- _TASK TO COMPLETE_
Set down the records below in full, exactly as they read.
★ ★ ★ ★ ★
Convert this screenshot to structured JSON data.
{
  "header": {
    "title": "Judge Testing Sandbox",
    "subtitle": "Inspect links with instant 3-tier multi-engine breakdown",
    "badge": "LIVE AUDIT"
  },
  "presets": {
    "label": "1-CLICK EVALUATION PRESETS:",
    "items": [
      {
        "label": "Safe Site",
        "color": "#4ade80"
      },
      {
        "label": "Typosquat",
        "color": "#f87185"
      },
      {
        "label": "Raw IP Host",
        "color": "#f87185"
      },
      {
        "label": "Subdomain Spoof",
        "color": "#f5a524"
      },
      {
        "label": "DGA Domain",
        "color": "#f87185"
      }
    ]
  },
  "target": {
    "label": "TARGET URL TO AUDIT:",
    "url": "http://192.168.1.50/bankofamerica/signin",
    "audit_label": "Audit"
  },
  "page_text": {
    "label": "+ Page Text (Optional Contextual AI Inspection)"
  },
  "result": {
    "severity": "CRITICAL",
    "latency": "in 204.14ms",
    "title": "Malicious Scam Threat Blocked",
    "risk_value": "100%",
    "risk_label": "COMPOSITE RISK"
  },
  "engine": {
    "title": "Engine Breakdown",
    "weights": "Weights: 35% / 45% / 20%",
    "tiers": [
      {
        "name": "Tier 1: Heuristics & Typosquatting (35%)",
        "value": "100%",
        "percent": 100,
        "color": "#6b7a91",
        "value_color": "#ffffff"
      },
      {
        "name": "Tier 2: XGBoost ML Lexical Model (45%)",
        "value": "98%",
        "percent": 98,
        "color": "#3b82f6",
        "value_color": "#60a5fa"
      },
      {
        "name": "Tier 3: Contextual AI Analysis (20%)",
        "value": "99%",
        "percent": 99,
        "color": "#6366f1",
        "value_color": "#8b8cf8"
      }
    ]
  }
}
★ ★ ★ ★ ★
- _ANSWER TO THIS EXERCISE_
Convert this screenshot to structured JSON data.
{
  "header": {
    "title": "Judge Testing Sandbox",
    "subtitle": "Inspect links with instant 3-tier multi-engine breakdown",
    "badge": "LIVE AUDIT"
  },
  "presets": {
    "label": "1-CLICK EVALUATION PRESETS:",
    "items": [
      {
        "label": "Safe Site",
        "color": "#4ade80"
      },
      {
        "label": "Typosquat",
        "color": "#f87185"
      },
      {
        "label": "Raw IP Host",
        "color": "#f87185"
      },
      {
        "label": "Subdomain Spoof",
        "color": "#f5a524"
      },
      {
        "label": "DGA Domain",
        "color": "#f87185"
      }
    ]
  },
  "target": {
    "label": "TARGET URL TO AUDIT:",
    "url": "http://192.168.1.50/bankofamerica/signin",
    "audit_label": "Audit"
  },
  "page_text": {
    "label": "+ Page Text (Optional Contextual AI Inspection)"
  },
  "result": {
    "severity": "CRITICAL",
    "latency": "in 204.14ms",
    "title": "Malicious Scam Threat Blocked",
    "risk_value": "100%",
    "risk_label": "COMPOSITE RISK"
  },
  "engine": {
    "title": "Engine Breakdown",
    "weights": "Weights: 35% / 45% / 20%",
    "tiers": [
      {
        "name": "Tier 1: Heuristics & Typosquatting (35%)",
        "value": "100%",
        "percent": 100,
        "color": "#6b7a91",
        "value_color": "#ffffff"
      },
      {
        "name": "Tier 2: XGBoost ML Lexical Model (45%)",
        "value": "98%",
        "percent": 98,
        "color": "#3b82f6",
        "value_color": "#60a5fa"
      },
      {
        "name": "Tier 3: Contextual AI Analysis (20%)",
        "value": "99%",
        "percent": 99,
        "color": "#6366f1",
        "value_color": "#8b8cf8"
      }
    ]
  }
}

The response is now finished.